IDEAS home Printed from https://ideas.repec.org/p/ags/uersib/148543.html
   My bibliography  Save this paper

Characteristics of Women Farm Operators and Their Farms

Author

Listed:
  • Hoppe, Robert
  • Korb, Penni

Abstract

Over the past three decades, the number of women-operated farms increased substantially. In 2007, women operated 14 percent of all U.S. farms, up from 5 percent in 1978. Women-operated farms increased in all sales classes, including farms with annual sales of $1 million or more. Most women farmers operated very small farms in 2007; about three-fourths of their farms had sales of less than $10,000. A small share of their farms (5 percent), however, sold $100,000 or more in farm products. About half of women-operated farms specialized in grazing livestock—beef cattle, horses, and sheep or goats. In addition to a principal operator, some farms have secondary operators. If both principal and secondary operators are counted, the number of women operators in 2007 expands from 306,200 to nearly 1 million.

Suggested Citation

  • Hoppe, Robert & Korb, Penni, 2013. "Characteristics of Women Farm Operators and Their Farms," Economic Information Bulletin 148543, United States Department of Agriculture, Economic Research Service.
  • Handle: RePEc:ags:uersib:148543
    as

    Download full text from publisher

    File URL: http://purl.umn.edu/148543
    Download Restriction: no

    References listed on IDEAS

    as
    1. Durst, Ron L., 2009. "Federal Tax Policies and Farm Households," Economic Information Bulletin 58619, United States Department of Agriculture, Economic Research Service.
    2. Hoppe, Robert A. & MacDonald, James M. & Korb, Penelope J., 2010. "Small Farms in the United States: Persistence Under Pressure," Economic Information Bulletin 58300, United States Department of Agriculture, Economic Research Service.
    Full references (including those not matched with items on IDEAS)

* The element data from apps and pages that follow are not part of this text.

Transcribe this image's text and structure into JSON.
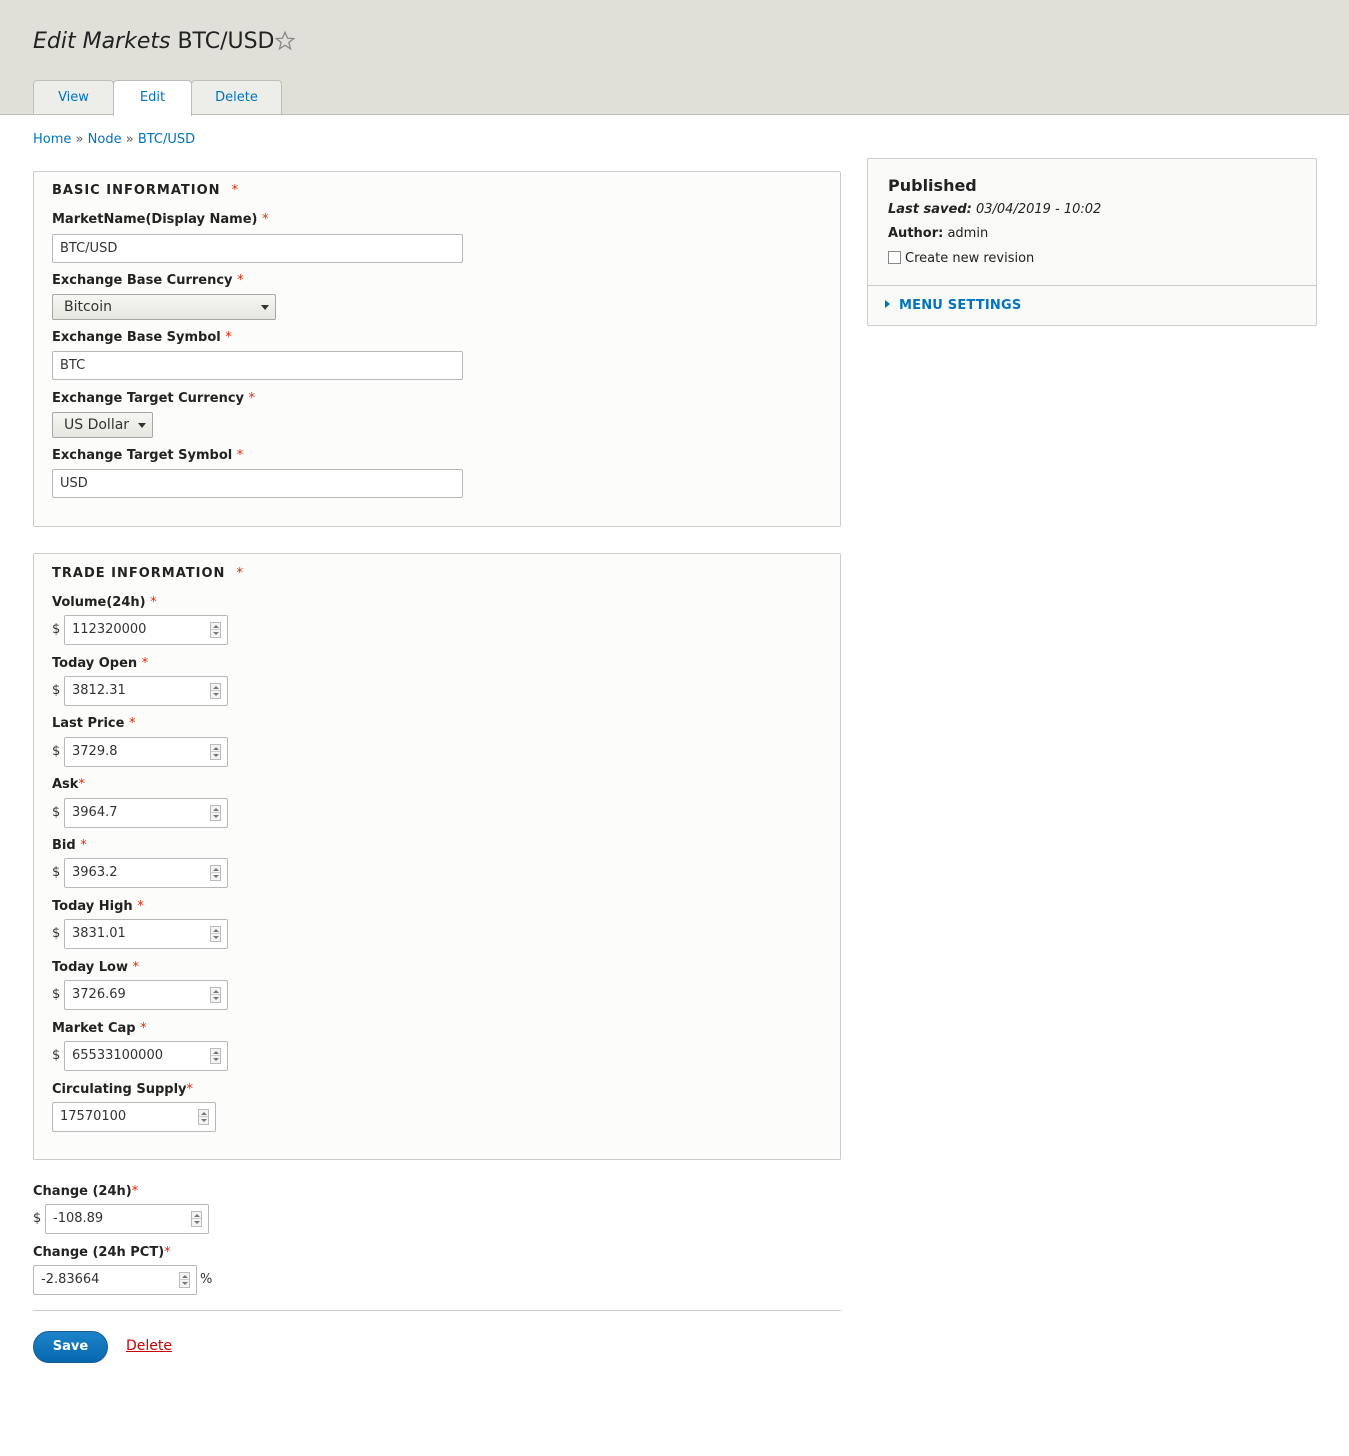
{
  "header": {
    "title_prefix": "Edit Markets",
    "title_name": "BTC/USD",
    "tabs": [
      {
        "label": "View",
        "active": false
      },
      {
        "label": "Edit",
        "active": true
      },
      {
        "label": "Delete",
        "active": false
      }
    ]
  },
  "breadcrumb": {
    "items": [
      "Home",
      "Node",
      "BTC/USD"
    ],
    "separator": "»"
  },
  "basic": {
    "legend": "BASIC INFORMATION",
    "market_name": {
      "label": "MarketName(Display Name)",
      "value": "BTC/USD"
    },
    "base_currency": {
      "label": "Exchange Base Currency",
      "value": "Bitcoin"
    },
    "base_symbol": {
      "label": "Exchange Base Symbol",
      "value": "BTC"
    },
    "target_currency": {
      "label": "Exchange Target Currency",
      "value": "US Dollar"
    },
    "target_symbol": {
      "label": "Exchange Target Symbol",
      "value": "USD"
    }
  },
  "trade": {
    "legend": "TRADE INFORMATION",
    "currency_prefix": "$",
    "fields": [
      {
        "label": "Volume(24h)",
        "value": "112320000"
      },
      {
        "label": "Today Open",
        "value": "3812.31"
      },
      {
        "label": "Last Price",
        "value": "3729.8"
      },
      {
        "label": "Ask",
        "value": "3964.7"
      },
      {
        "label": "Bid",
        "value": "3963.2"
      },
      {
        "label": "Today High",
        "value": "3831.01"
      },
      {
        "label": "Today Low",
        "value": "3726.69"
      },
      {
        "label": "Market Cap",
        "value": "65533100000"
      }
    ],
    "circulating_supply": {
      "label": "Circulating Supply",
      "value": "17570100"
    }
  },
  "change": {
    "change_24h": {
      "label": "Change (24h)",
      "prefix": "$",
      "value": "-108.89"
    },
    "change_pct": {
      "label": "Change (24h PCT)",
      "value": "-2.83664",
      "suffix": "%"
    }
  },
  "sidebar": {
    "status": "Published",
    "last_saved_label": "Last saved:",
    "last_saved_value": "03/04/2019 - 10:02",
    "author_label": "Author:",
    "author_value": "admin",
    "revision_label": "Create new revision",
    "revision_checked": false,
    "menu_settings": "MENU SETTINGS"
  },
  "actions": {
    "save": "Save",
    "delete": "Delete"
  },
  "required_mark": "*",
  "colors": {
    "header_bg": "#e0e0d8",
    "link": "#0074bd",
    "required": "#e32700",
    "save_button": "#0567b0",
    "delete_link": "#cc0000"
  }
}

    Citations

    Citations are extracted by the CitEc Project, subscribe to its RSS feed for this item.
    as


    Cited by:

    1. Deller, Steven & Conroy, Tessa, 2015. "An Exploratory Analysis of Women Farmers and Rural Economic Growth and Development," Staff Paper Series 580, University of Wisconsin, Agricultural and Applied Economics.
    2. Koirala, Krishna H. & Mishra, Ashok K. & Mohanty, Samarendu, 2014. "The Role of Gender in Agricultural Productivity in the Philippines: The Average Treatment Effect," 2015 Annual Meeting, January 31-February 3, 2015, Atlanta, Georgia 195705, Southern Agricultural Economics Association.
    3. Qushim, Berdikul & Gillespie, Jeffrey, 2016. "Women Farm Operators in the U.S. Meat Goat Production: Who is More Productive?," 2016 Annual Meeting, February 6-9, 2016, San Antonio, Texas 230004, Southern Agricultural Economics Association.
    4. Jeffrey Gillespie & Narayan Nyaupane & Brittany Dunn & Kenneth McMillin, 2016. "Why do farmers decide to produce meat goats? Evidence from the United States," Agriculture and Human Values, Springer;The Agriculture, Food, & Human Values Society (AFHVS), vol. 33(4), pages 911-927, December.

    More about this item

    Keywords

    farm operators; farm structure; farm women; female farm operators; female-operated farms; small farms; women farm operators; women-operated farms; women in agriculture; Agricultural and Food Policy;

    NEP fields

    This paper has been announced in the following NEP Reports:

    Statistics

    Access and download statistics

    Corrections

    All material on this site has been provided by the respective publishers and authors. You can help correct errors and omissions. When requesting a correction, please mention this item's handle: RePEc:ags:uersib:148543. See general information about how to correct material in RePEc.

    For technical questions regarding this item, or to correct its authors, title, abstract, bibliographic or download information, contact: (AgEcon Search). General contact details of provider: http://edirc.repec.org/data/ersgvus.html .

    If you have authored this item and are not yet registered with RePEc, we encourage you to do it here. This allows to link your profile to this item. It also allows you to accept potential citations to this item that we are uncertain about.

    If CitEc recognized a reference but did not link an item in RePEc to it, you can help with this form .

    If you know of missing items citing this one, you can help us creating those links by adding the relevant references in the same way as above, for each refering item. If you are a registered author of this item, you may also want to check the "citations" tab in your RePEc Author Service profile, as there may be some citations waiting for confirmation.

    Please note that corrections may take a couple of weeks to filter through the various RePEc services.

    IDEAS is a RePEc service hosted by the Research Division of the Federal Reserve Bank of St. Louis . RePEc uses bibliographic data supplied by the respective publishers.